— Exercise description —
Some lines in the records below may hold the word "author"; give the number of those lines and nothing else.

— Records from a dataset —
----------

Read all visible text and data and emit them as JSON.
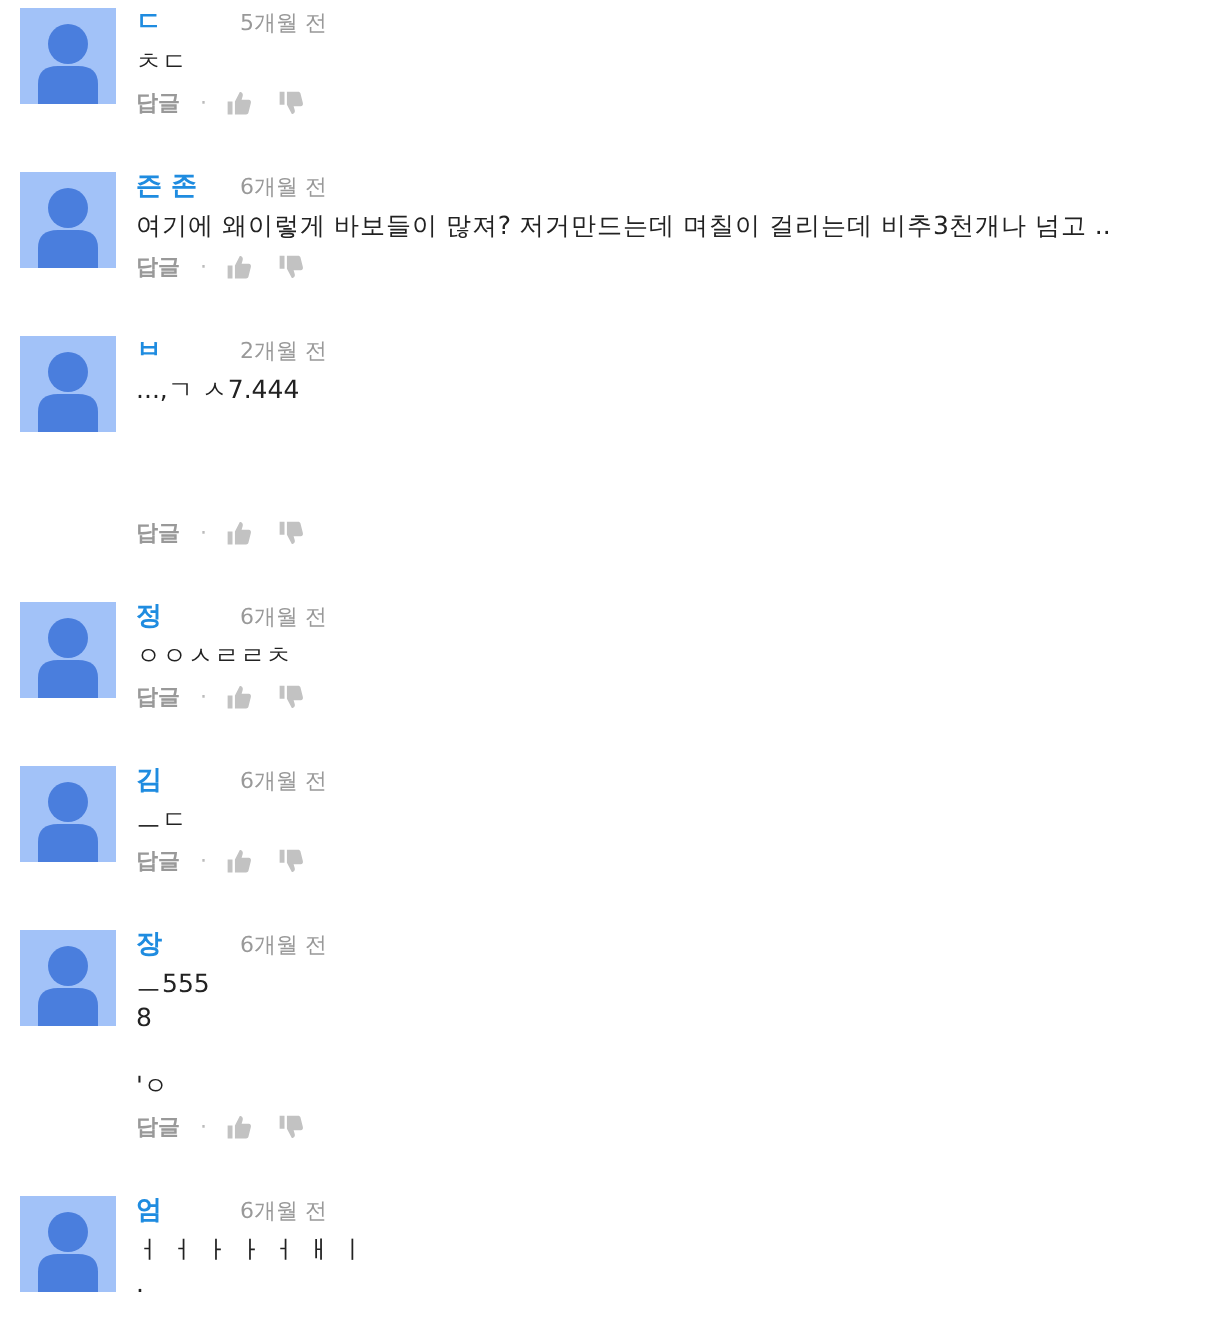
{
  "comments": [
    {
      "author": "ㄷ",
      "time": "5개월 전",
      "body": "ㅊㄷ",
      "reply_label": "답글",
      "separator": "·"
    },
    {
      "author": "즌 존",
      "time": "6개월 전",
      "body": "여기에 왜이렇게 바보들이 많져? 저거만드는데 며칠이 걸리는데 비추3천개나 넘고 ..",
      "reply_label": "답글",
      "separator": "·"
    },
    {
      "author": "ㅂ",
      "time": "2개월 전",
      "body": "...,ㄱ ㅅ7.444\n\n\n",
      "reply_label": "답글",
      "separator": "·"
    },
    {
      "author": "정",
      "time": "6개월 전",
      "body": "ㅇㅇㅅㄹㄹㅊ",
      "reply_label": "답글",
      "separator": "·"
    },
    {
      "author": "김",
      "time": "6개월 전",
      "body": "ㅡㄷ",
      "reply_label": "답글",
      "separator": "·"
    },
    {
      "author": "장",
      "time": "6개월 전",
      "body": "ㅡ555\n8\n\n'ㅇ",
      "reply_label": "답글",
      "separator": "·"
    },
    {
      "author": "엄",
      "time": "6개월 전",
      "body": "ㅓ ㅓ ㅏ ㅏ ㅓ ㅐ ㅣ\n."
    }
  ]
}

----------

— Solution for this problem —
7